This week the fallout from overpromising the on the ability to deliver the miniLab spreads to Safeway in our re-read of Bad Blood, Secrets and Lies in a Silicon Valley Startup.  Overpromising is a problem every team and organization faces. Almost all humans want to say yes and make people happy. As trained problem solvers, we rarely meet problems that we can not overcome, and hence we are optimistic in what we promise.  The shenanigans at Theranos might not have the same root cause. Buy the book and read along!   (more…)

 

We are back with Chapter 8 of Bad Blood, Secrets and Lies in a Silicon Valley Startup by John Carreyrou (published by Alfred A. Knopf, 2018 – Buy a copy and read along!). Chapter 8, titled The miniLab, focuses on overpromising and continues to layer on toxicity to the Theranos story. (more…)
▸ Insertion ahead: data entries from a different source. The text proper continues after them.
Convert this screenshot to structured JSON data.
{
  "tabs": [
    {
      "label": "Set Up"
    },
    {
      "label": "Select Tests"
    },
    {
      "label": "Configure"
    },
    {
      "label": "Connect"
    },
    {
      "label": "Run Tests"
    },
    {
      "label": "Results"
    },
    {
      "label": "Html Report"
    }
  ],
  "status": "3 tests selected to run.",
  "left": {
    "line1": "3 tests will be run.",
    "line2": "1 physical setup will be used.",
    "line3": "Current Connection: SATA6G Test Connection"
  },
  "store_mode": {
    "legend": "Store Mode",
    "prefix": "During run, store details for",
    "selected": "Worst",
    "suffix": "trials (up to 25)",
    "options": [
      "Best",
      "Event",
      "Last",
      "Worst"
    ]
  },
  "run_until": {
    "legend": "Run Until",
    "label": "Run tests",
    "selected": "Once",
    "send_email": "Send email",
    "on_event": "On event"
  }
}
I am continuing to tune the approach to Bad Blood, Secrets and Lies in a Silicon Valley Startup by John Carreyrou (published by Alfred A. Knopf, 2018 – Buy a copy and read along!) Today we tackle a single chapter.  Chapter 6, titled Sunny, introduces Ramesh “Sunny” Balwani to the story.  Sunny, Holmes’ live-in boyfriend (the stress on the live-in part is to shine a light on just how close Holmes was to Sunny), adds another layer of toxicity to the Theranos story. The toxicity feels extraordinary but is not that uncommon when teams break down.  (more…)